Activity:
Below are the records; collect from them each line containing the string "screenshot".

Data provided:

·····

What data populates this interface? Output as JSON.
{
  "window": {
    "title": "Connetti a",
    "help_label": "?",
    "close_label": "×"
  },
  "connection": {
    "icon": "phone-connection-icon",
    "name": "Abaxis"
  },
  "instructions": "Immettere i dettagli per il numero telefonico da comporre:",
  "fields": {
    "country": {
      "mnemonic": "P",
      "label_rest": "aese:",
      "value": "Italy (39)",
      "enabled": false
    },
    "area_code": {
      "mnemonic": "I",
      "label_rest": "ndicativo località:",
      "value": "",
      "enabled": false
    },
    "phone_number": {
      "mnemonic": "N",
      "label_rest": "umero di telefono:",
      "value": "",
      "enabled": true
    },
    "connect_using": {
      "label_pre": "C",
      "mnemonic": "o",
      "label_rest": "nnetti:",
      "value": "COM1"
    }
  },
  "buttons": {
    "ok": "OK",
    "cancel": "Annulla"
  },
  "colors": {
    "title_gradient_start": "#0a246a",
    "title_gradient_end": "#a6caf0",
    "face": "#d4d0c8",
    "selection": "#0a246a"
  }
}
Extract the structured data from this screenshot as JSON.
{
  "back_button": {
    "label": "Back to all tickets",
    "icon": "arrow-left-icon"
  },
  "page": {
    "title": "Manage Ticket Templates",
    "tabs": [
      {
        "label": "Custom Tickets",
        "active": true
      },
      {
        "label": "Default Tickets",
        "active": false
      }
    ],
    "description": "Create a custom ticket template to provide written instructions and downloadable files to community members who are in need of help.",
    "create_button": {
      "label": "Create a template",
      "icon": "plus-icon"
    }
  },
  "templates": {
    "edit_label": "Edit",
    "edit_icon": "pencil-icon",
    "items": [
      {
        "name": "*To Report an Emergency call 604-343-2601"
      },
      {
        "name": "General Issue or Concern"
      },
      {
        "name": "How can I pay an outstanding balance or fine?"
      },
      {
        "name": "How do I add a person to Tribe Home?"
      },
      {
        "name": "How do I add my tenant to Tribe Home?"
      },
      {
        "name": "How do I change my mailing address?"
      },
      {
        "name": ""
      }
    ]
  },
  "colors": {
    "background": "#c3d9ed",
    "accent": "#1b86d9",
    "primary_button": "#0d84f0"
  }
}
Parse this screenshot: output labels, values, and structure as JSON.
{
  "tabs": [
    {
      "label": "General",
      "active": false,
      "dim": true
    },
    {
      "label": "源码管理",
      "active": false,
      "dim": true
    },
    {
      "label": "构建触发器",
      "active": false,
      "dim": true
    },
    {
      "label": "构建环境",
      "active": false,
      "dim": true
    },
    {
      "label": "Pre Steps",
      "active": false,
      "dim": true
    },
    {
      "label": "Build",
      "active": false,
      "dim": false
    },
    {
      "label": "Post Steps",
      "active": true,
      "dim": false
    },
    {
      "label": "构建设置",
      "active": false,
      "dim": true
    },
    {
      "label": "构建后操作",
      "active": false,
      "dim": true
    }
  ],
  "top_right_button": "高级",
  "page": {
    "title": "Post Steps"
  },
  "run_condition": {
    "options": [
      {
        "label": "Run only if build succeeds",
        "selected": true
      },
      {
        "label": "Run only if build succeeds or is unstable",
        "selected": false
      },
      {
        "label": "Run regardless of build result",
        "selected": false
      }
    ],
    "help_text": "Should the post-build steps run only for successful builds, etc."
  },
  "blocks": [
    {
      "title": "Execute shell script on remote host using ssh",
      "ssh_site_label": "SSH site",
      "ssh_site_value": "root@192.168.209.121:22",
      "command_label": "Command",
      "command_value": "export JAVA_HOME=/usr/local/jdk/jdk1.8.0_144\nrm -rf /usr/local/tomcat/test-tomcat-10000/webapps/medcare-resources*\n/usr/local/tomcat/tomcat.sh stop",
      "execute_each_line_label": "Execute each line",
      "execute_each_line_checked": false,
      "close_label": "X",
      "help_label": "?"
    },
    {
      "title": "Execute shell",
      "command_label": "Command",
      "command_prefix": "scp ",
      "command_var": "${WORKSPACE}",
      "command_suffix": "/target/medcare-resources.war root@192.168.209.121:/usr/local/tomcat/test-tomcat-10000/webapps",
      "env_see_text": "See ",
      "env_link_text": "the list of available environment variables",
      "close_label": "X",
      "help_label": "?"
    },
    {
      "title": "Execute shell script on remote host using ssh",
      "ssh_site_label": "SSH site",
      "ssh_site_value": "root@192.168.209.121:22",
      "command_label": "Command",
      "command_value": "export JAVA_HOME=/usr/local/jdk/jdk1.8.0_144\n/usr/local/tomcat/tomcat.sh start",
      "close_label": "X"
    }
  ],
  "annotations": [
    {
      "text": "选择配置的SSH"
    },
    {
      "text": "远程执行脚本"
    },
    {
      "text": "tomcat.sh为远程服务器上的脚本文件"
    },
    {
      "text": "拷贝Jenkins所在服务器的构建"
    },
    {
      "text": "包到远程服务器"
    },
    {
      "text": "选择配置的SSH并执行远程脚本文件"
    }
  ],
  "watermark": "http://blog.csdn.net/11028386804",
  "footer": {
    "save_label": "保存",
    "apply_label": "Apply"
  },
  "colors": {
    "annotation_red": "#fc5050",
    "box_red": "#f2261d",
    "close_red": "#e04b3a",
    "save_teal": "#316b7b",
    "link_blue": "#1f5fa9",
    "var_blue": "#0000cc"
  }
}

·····

Reply:
Extract the structured data from this screenshot as JSON.
Parse this screenshot: output labels, values, and structure as JSON.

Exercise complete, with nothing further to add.